N.H. Supreme Court backs ‘COPSLIE’ vanity plate, overturns lower court decision
The New Hampshire Supreme Court ruled unanimously yesterday that the state violated an activist’s free speech rights by denying him “COPSLIE” vanity plates.
Aligning itself with the petitioner, Seacoast area resident David Montenegro, who goes by the name “human,” the court said a state law used to block the request, which prohibits plates that “a reasonable person would find offensive to good taste,” is vague and therefore prone to bias.
The law “grants (Division of Motor Vehicles) officials the power to deny a proposed vanity registration plate because it offends particular officials’ subjective idea of what is ‘good taste,’ ” Justice Carol Ann Conboy wrote for the court.
The ruling overturns a 2012 decision in Strafford County Superior Court, which found the division had acted legitimately.
Montenegro, a self-proclaimed critic of government corruption, first applied for and was denied the plates in May 2010. Division officials described his message as “insulting.” He reapplied three months later, this time listing “GR8GOVT” as an alternative option. The division once more rejected the first choice, but granted the second.
Montenegro and the New Hampshire Civil Liberties Union, which argued on his behalf, said the move was blatantly discriminatory and infringed on his free speech rights under the state Constitution.
State attorney Richard Head said employees had correctly denied the request because the message “cops lie” denigrates an entire class of people.

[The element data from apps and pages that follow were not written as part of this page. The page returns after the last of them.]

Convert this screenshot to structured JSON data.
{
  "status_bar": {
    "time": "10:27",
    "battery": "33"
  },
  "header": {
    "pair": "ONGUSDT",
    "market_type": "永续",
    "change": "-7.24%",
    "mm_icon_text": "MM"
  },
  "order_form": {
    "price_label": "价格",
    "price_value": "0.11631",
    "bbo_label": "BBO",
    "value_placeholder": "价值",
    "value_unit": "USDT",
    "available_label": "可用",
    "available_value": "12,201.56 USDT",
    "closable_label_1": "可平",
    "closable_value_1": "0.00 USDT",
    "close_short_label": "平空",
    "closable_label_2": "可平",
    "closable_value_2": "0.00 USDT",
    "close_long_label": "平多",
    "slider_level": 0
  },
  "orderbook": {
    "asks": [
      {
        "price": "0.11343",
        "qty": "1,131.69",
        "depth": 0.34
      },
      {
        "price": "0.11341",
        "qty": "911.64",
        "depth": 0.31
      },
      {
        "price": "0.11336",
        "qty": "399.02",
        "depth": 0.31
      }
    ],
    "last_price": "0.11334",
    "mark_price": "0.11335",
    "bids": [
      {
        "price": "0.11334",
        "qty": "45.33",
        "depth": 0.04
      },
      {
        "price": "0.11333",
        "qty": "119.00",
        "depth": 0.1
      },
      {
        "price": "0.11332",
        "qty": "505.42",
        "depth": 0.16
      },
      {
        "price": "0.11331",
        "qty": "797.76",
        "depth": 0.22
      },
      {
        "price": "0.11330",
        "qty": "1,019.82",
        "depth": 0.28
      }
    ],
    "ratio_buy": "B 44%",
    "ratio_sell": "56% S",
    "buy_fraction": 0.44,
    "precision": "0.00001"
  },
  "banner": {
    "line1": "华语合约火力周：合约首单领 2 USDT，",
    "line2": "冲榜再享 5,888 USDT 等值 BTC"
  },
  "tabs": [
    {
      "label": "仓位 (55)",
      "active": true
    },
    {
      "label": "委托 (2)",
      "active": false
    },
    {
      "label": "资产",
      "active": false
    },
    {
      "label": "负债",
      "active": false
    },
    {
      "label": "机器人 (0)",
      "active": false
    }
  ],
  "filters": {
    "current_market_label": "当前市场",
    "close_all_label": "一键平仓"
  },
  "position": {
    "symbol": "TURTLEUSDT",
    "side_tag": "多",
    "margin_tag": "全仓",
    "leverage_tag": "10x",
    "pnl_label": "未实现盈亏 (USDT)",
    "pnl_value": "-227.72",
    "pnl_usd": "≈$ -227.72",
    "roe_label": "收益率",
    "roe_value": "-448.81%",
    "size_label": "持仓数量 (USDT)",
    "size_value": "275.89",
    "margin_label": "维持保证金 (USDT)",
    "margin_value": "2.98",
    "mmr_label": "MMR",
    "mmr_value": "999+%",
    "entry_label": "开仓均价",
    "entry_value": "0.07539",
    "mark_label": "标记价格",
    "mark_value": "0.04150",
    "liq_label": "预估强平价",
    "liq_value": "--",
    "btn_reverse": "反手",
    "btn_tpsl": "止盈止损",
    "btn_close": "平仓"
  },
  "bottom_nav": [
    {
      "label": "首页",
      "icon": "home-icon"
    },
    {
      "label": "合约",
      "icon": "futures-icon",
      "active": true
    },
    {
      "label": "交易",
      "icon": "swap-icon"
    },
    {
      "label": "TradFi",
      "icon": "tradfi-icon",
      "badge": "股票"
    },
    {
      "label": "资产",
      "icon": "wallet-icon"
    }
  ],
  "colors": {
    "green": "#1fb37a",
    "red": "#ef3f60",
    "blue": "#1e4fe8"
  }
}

The case will now return to Strafford County for further action. DMV Director Richard Bailey said the division is awaiting the completion of that process before taking concrete steps to change existing policy. Any controversial requests will be taken under advisement until then, he said.
Montenegro’s plates, meanwhile, have yet to be issued.
(Jeremy Blackman can be reached at 369-3319, firstname.lastname@example.org or on Twitter @JBlackmanCM.)